Although it was identified and named in the 1970s, the MJO continues to be a challenge to simulate and predict. Working to reveal the MJO's cycle secrets, a research team from Pacific Northwest National Laboratory (PNNL) used NERSC's Edison supercomputer and data gathered during a field campaign over the Pacific Ocean to identify the processes that are responsible for too much precipitation in the models especially during the low-rainfall period of the MJO signal.
They found the mismatches are related to the fact that most of the models get the relationship between environmental moisture and precipitation wrong, producing more precipitation than is observed for the same moisture content in the environment, especially in drier environments.
"This error, which is related to representing how clouds entrain (mix with) the environmental moisture contains up to 30% of the overall model precipitation error", stated Samson Hagos, atmospheric scientist at PNNL and lead author of the paper. "The variance is even more pronounced during the suppressed or dry phase of the MJO."
This study, published in theJournal of Climate, shows the importance of accurately representing the interaction of clouds with the environmental air for accurate modelling of the MJO.
Better understanding of the MJO is vital. The MJO's unpredictability makes it harder for weather forecasting in western India and points east. Because many parts of the world rely on monsoon rain for their yearly water supply, preparation for more or less rain is critical. For the US West Coast, the MJO can influence the El Niño/La Niña cycle which affects the probability of floods and droughts in those states.
In fact, the MJO has worldwide precipitation influence, stretching all the way to the African continent, especially for Sub-Saharan and Sahel regions. The MJO's influence in all these regions can affect crops, infrastructure, and daily survival for some. Scientists in this study are identifying modelling assumptions to whittle down the range of results, ultimately to gain a better grip on what makes the MJO tick.
The PNNL research team took 11 regional and global models to perform simulations with simplified representations of climate variables as well as representation of convection forces. They quantified the range of possible answers using a linear statistical model on various specific processes governing the overall performance of the simulations in capturing the MJO. They found that the relationship of precipitation to the moisture content of an atmospheric column - which is related to entrainment and detrainment processes - is an important source of the wide range of possible answers.

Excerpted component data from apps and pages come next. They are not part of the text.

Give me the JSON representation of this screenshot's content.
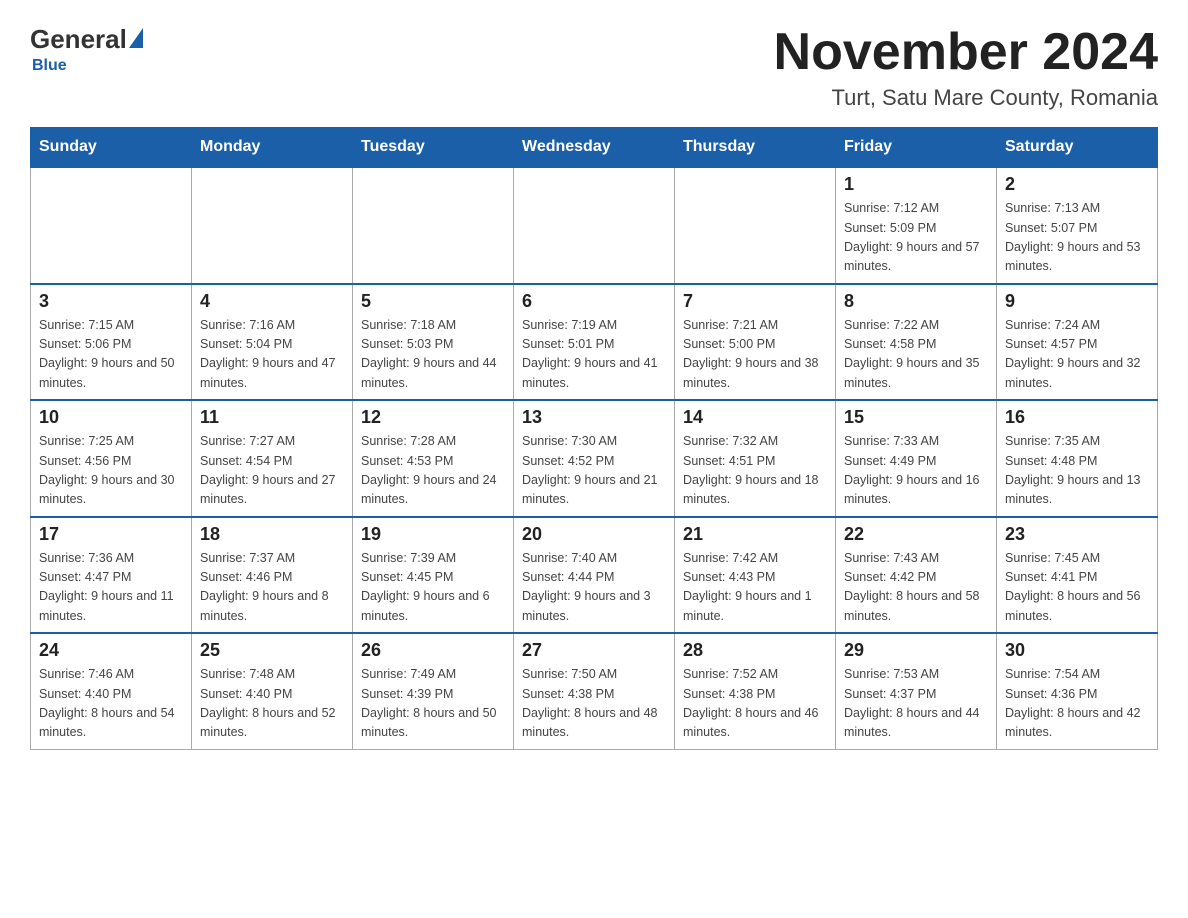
{
  "header": {
    "logo": {
      "general": "General",
      "blue": "Blue",
      "subtitle": "Blue"
    },
    "month_title": "November 2024",
    "location": "Turt, Satu Mare County, Romania"
  },
  "calendar": {
    "days_of_week": [
      "Sunday",
      "Monday",
      "Tuesday",
      "Wednesday",
      "Thursday",
      "Friday",
      "Saturday"
    ],
    "weeks": [
      [
        {
          "day": "",
          "info": ""
        },
        {
          "day": "",
          "info": ""
        },
        {
          "day": "",
          "info": ""
        },
        {
          "day": "",
          "info": ""
        },
        {
          "day": "",
          "info": ""
        },
        {
          "day": "1",
          "info": "Sunrise: 7:12 AM\nSunset: 5:09 PM\nDaylight: 9 hours and 57 minutes."
        },
        {
          "day": "2",
          "info": "Sunrise: 7:13 AM\nSunset: 5:07 PM\nDaylight: 9 hours and 53 minutes."
        }
      ],
      [
        {
          "day": "3",
          "info": "Sunrise: 7:15 AM\nSunset: 5:06 PM\nDaylight: 9 hours and 50 minutes."
        },
        {
          "day": "4",
          "info": "Sunrise: 7:16 AM\nSunset: 5:04 PM\nDaylight: 9 hours and 47 minutes."
        },
        {
          "day": "5",
          "info": "Sunrise: 7:18 AM\nSunset: 5:03 PM\nDaylight: 9 hours and 44 minutes."
        },
        {
          "day": "6",
          "info": "Sunrise: 7:19 AM\nSunset: 5:01 PM\nDaylight: 9 hours and 41 minutes."
        },
        {
          "day": "7",
          "info": "Sunrise: 7:21 AM\nSunset: 5:00 PM\nDaylight: 9 hours and 38 minutes."
        },
        {
          "day": "8",
          "info": "Sunrise: 7:22 AM\nSunset: 4:58 PM\nDaylight: 9 hours and 35 minutes."
        },
        {
          "day": "9",
          "info": "Sunrise: 7:24 AM\nSunset: 4:57 PM\nDaylight: 9 hours and 32 minutes."
        }
      ],
      [
        {
          "day": "10",
          "info": "Sunrise: 7:25 AM\nSunset: 4:56 PM\nDaylight: 9 hours and 30 minutes."
        },
        {
          "day": "11",
          "info": "Sunrise: 7:27 AM\nSunset: 4:54 PM\nDaylight: 9 hours and 27 minutes."
        },
        {
          "day": "12",
          "info": "Sunrise: 7:28 AM\nSunset: 4:53 PM\nDaylight: 9 hours and 24 minutes."
        },
        {
          "day": "13",
          "info": "Sunrise: 7:30 AM\nSunset: 4:52 PM\nDaylight: 9 hours and 21 minutes."
        },
        {
          "day": "14",
          "info": "Sunrise: 7:32 AM\nSunset: 4:51 PM\nDaylight: 9 hours and 18 minutes."
        },
        {
          "day": "15",
          "info": "Sunrise: 7:33 AM\nSunset: 4:49 PM\nDaylight: 9 hours and 16 minutes."
        },
        {
          "day": "16",
          "info": "Sunrise: 7:35 AM\nSunset: 4:48 PM\nDaylight: 9 hours and 13 minutes."
        }
      ],
      [
        {
          "day": "17",
          "info": "Sunrise: 7:36 AM\nSunset: 4:47 PM\nDaylight: 9 hours and 11 minutes."
        },
        {
          "day": "18",
          "info": "Sunrise: 7:37 AM\nSunset: 4:46 PM\nDaylight: 9 hours and 8 minutes."
        },
        {
          "day": "19",
          "info": "Sunrise: 7:39 AM\nSunset: 4:45 PM\nDaylight: 9 hours and 6 minutes."
        },
        {
          "day": "20",
          "info": "Sunrise: 7:40 AM\nSunset: 4:44 PM\nDaylight: 9 hours and 3 minutes."
        },
        {
          "day": "21",
          "info": "Sunrise: 7:42 AM\nSunset: 4:43 PM\nDaylight: 9 hours and 1 minute."
        },
        {
          "day": "22",
          "info": "Sunrise: 7:43 AM\nSunset: 4:42 PM\nDaylight: 8 hours and 58 minutes."
        },
        {
          "day": "23",
          "info": "Sunrise: 7:45 AM\nSunset: 4:41 PM\nDaylight: 8 hours and 56 minutes."
        }
      ],
      [
        {
          "day": "24",
          "info": "Sunrise: 7:46 AM\nSunset: 4:40 PM\nDaylight: 8 hours and 54 minutes."
        },
        {
          "day": "25",
          "info": "Sunrise: 7:48 AM\nSunset: 4:40 PM\nDaylight: 8 hours and 52 minutes."
        },
        {
          "day": "26",
          "info": "Sunrise: 7:49 AM\nSunset: 4:39 PM\nDaylight: 8 hours and 50 minutes."
        },
        {
          "day": "27",
          "info": "Sunrise: 7:50 AM\nSunset: 4:38 PM\nDaylight: 8 hours and 48 minutes."
        },
        {
          "day": "28",
          "info": "Sunrise: 7:52 AM\nSunset: 4:38 PM\nDaylight: 8 hours and 46 minutes."
        },
        {
          "day": "29",
          "info": "Sunrise: 7:53 AM\nSunset: 4:37 PM\nDaylight: 8 hours and 44 minutes."
        },
        {
          "day": "30",
          "info": "Sunrise: 7:54 AM\nSunset: 4:36 PM\nDaylight: 8 hours and 42 minutes."
        }
      ]
    ]
  }
}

This research was supported by the Department of Energy (DOE) Office of Science, Biological and Environmental Research under the Atmospheric System Research Program and the Regional and Global Climate Modelling Program. Data collected on Gan Island during the AMIE field campaign - including radar, lidar, surface MET and sounding data - were obtained from the DOE as part of the Atmospheric Radiation Measurement (ARM) Climate Research Facility.